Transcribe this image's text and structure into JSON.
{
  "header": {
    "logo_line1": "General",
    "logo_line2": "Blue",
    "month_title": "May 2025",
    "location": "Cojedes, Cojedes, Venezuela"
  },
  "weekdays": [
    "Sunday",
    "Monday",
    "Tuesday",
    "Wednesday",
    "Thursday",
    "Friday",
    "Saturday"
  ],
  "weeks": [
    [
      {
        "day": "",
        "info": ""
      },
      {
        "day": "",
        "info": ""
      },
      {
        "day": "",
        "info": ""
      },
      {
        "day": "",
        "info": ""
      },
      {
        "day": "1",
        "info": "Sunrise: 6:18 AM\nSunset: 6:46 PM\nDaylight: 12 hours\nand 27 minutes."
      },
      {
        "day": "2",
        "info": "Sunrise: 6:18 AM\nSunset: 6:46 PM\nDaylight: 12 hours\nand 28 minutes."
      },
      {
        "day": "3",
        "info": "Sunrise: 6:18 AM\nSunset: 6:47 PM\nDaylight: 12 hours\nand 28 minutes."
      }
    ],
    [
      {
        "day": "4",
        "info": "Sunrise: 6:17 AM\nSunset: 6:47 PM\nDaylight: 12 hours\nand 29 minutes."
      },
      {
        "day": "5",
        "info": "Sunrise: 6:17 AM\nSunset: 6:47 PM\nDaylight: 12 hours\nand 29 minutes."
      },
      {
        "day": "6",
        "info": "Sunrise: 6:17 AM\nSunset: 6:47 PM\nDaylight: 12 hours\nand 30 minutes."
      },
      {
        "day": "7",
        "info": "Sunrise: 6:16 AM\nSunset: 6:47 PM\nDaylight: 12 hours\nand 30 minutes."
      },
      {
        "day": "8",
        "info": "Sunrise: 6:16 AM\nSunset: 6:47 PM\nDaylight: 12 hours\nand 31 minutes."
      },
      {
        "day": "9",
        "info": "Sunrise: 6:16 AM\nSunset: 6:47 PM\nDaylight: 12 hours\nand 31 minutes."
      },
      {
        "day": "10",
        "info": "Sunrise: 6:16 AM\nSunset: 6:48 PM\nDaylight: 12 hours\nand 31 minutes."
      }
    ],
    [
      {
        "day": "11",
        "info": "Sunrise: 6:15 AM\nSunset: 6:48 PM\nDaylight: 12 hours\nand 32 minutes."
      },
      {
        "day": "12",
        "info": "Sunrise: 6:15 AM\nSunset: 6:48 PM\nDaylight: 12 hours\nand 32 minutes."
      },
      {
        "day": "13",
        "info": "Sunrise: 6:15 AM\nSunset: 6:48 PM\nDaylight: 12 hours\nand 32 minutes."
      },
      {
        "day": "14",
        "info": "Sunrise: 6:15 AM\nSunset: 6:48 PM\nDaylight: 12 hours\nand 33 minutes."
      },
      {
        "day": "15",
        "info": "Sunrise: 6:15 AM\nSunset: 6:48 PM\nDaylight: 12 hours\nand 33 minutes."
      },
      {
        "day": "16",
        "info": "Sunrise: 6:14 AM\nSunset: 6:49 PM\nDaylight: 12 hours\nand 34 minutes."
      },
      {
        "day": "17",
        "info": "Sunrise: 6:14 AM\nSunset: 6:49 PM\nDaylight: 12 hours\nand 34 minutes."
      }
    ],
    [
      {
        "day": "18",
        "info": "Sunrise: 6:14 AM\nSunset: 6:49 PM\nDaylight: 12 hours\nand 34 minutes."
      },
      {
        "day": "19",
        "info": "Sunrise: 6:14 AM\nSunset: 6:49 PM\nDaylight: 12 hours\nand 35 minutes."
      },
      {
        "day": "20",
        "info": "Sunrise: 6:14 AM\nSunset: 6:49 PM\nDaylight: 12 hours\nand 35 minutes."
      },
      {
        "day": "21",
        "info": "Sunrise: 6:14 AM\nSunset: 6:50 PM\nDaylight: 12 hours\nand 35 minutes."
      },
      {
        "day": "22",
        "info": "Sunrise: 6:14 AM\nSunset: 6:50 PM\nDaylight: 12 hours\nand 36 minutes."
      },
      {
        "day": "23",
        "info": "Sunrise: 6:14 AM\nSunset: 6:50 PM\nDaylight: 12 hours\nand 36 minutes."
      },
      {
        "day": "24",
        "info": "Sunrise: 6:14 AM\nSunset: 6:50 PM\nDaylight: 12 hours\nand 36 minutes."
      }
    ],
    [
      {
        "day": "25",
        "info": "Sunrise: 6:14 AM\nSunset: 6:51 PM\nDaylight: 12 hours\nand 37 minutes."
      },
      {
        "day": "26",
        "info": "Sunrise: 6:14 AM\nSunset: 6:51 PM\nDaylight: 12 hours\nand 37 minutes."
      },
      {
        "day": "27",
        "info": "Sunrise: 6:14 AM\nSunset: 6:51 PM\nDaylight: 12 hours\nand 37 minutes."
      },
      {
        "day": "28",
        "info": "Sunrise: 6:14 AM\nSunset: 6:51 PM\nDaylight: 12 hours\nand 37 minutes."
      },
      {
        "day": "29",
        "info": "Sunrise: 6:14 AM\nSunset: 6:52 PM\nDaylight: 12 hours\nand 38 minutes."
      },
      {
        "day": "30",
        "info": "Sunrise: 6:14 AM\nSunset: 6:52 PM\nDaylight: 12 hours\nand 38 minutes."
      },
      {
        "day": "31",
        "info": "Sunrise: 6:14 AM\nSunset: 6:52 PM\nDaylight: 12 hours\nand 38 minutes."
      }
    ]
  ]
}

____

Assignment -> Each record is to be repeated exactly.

Solution for this problem ->
Transcribe this image's text and structure into JSON.
{
  "header": {
    "logo_line1": "General",
    "logo_line2": "Blue",
    "month_title": "May 2025",
    "location": "Cojedes, Cojedes, Venezuela"
  },
  "weekdays": [
    "Sunday",
    "Monday",
    "Tuesday",
    "Wednesday",
    "Thursday",
    "Friday",
    "Saturday"
  ],
  "weeks": [
    [
      {
        "day": "",
        "info": ""
      },
      {
        "day": "",
        "info": ""
      },
      {
        "day": "",
        "info": ""
      },
      {
        "day": "",
        "info": ""
      },
      {
        "day": "1",
        "info": "Sunrise: 6:18 AM\nSunset: 6:46 PM\nDaylight: 12 hours\nand 27 minutes."
      },
      {
        "day": "2",
        "info": "Sunrise: 6:18 AM\nSunset: 6:46 PM\nDaylight: 12 hours\nand 28 minutes."
      },
      {
        "day": "3",
        "info": "Sunrise: 6:18 AM\nSunset: 6:47 PM\nDaylight: 12 hours\nand 28 minutes."
      }
    ],
    [
      {
        "day": "4",
        "info": "Sunrise: 6:17 AM\nSunset: 6:47 PM\nDaylight: 12 hours\nand 29 minutes."
      },
      {
        "day": "5",
        "info": "Sunrise: 6:17 AM\nSunset: 6:47 PM\nDaylight: 12 hours\nand 29 minutes."
      },
      {
        "day": "6",
        "info": "Sunrise: 6:17 AM\nSunset: 6:47 PM\nDaylight: 12 hours\nand 30 minutes."
      },
      {
        "day": "7",
        "info": "Sunrise: 6:16 AM\nSunset: 6:47 PM\nDaylight: 12 hours\nand 30 minutes."
      },
      {
        "day": "8",
        "info": "Sunrise: 6:16 AM\nSunset: 6:47 PM\nDaylight: 12 hours\nand 31 minutes."
      },
      {
        "day": "9",
        "info": "Sunrise: 6:16 AM\nSunset: 6:47 PM\nDaylight: 12 hours\nand 31 minutes."
      },
      {
        "day": "10",
        "info": "Sunrise: 6:16 AM\nSunset: 6:48 PM\nDaylight: 12 hours\nand 31 minutes."
      }
    ],
    [
      {
        "day": "11",
        "info": "Sunrise: 6:15 AM\nSunset: 6:48 PM\nDaylight: 12 hours\nand 32 minutes."
      },
      {
        "day": "12",
        "info": "Sunrise: 6:15 AM\nSunset: 6:48 PM\nDaylight: 12 hours\nand 32 minutes."
      },
      {
        "day": "13",
        "info": "Sunrise: 6:15 AM\nSunset: 6:48 PM\nDaylight: 12 hours\nand 32 minutes."
      },
      {
        "day": "14",
        "info": "Sunrise: 6:15 AM\nSunset: 6:48 PM\nDaylight: 12 hours\nand 33 minutes."
      },
      {
        "day": "15",
        "info": "Sunrise: 6:15 AM\nSunset: 6:48 PM\nDaylight: 12 hours\nand 33 minutes."
      },
      {
        "day": "16",
        "info": "Sunrise: 6:14 AM\nSunset: 6:49 PM\nDaylight: 12 hours\nand 34 minutes."
      },
      {
        "day": "17",
        "info": "Sunrise: 6:14 AM\nSunset: 6:49 PM\nDaylight: 12 hours\nand 34 minutes."
      }
    ],
    [
      {
        "day": "18",
        "info": "Sunrise: 6:14 AM\nSunset: 6:49 PM\nDaylight: 12 hours\nand 34 minutes."
      },
      {
        "day": "19",
        "info": "Sunrise: 6:14 AM\nSunset: 6:49 PM\nDaylight: 12 hours\nand 35 minutes."
      },
      {
        "day": "20",
        "info": "Sunrise: 6:14 AM\nSunset: 6:49 PM\nDaylight: 12 hours\nand 35 minutes."
      },
      {
        "day": "21",
        "info": "Sunrise: 6:14 AM\nSunset: 6:50 PM\nDaylight: 12 hours\nand 35 minutes."
      },
      {
        "day": "22",
        "info": "Sunrise: 6:14 AM\nSunset: 6:50 PM\nDaylight: 12 hours\nand 36 minutes."
      },
      {
        "day": "23",
        "info": "Sunrise: 6:14 AM\nSunset: 6:50 PM\nDaylight: 12 hours\nand 36 minutes."
      },
      {
        "day": "24",
        "info": "Sunrise: 6:14 AM\nSunset: 6:50 PM\nDaylight: 12 hours\nand 36 minutes."
      }
    ],
    [
      {
        "day": "25",
        "info": "Sunrise: 6:14 AM\nSunset: 6:51 PM\nDaylight: 12 hours\nand 37 minutes."
      },
      {
        "day": "26",
        "info": "Sunrise: 6:14 AM\nSunset: 6:51 PM\nDaylight: 12 hours\nand 37 minutes."
      },
      {
        "day": "27",
        "info": "Sunrise: 6:14 AM\nSunset: 6:51 PM\nDaylight: 12 hours\nand 37 minutes."
      },
      {
        "day": "28",
        "info": "Sunrise: 6:14 AM\nSunset: 6:51 PM\nDaylight: 12 hours\nand 37 minutes."
      },
      {
        "day": "29",
        "info": "Sunrise: 6:14 AM\nSunset: 6:52 PM\nDaylight: 12 hours\nand 38 minutes."
      },
      {
        "day": "30",
        "info": "Sunrise: 6:14 AM\nSunset: 6:52 PM\nDaylight: 12 hours\nand 38 minutes."
      },
      {
        "day": "31",
        "info": "Sunrise: 6:14 AM\nSunset: 6:52 PM\nDaylight: 12 hours\nand 38 minutes."
      }
    ]
  ]
}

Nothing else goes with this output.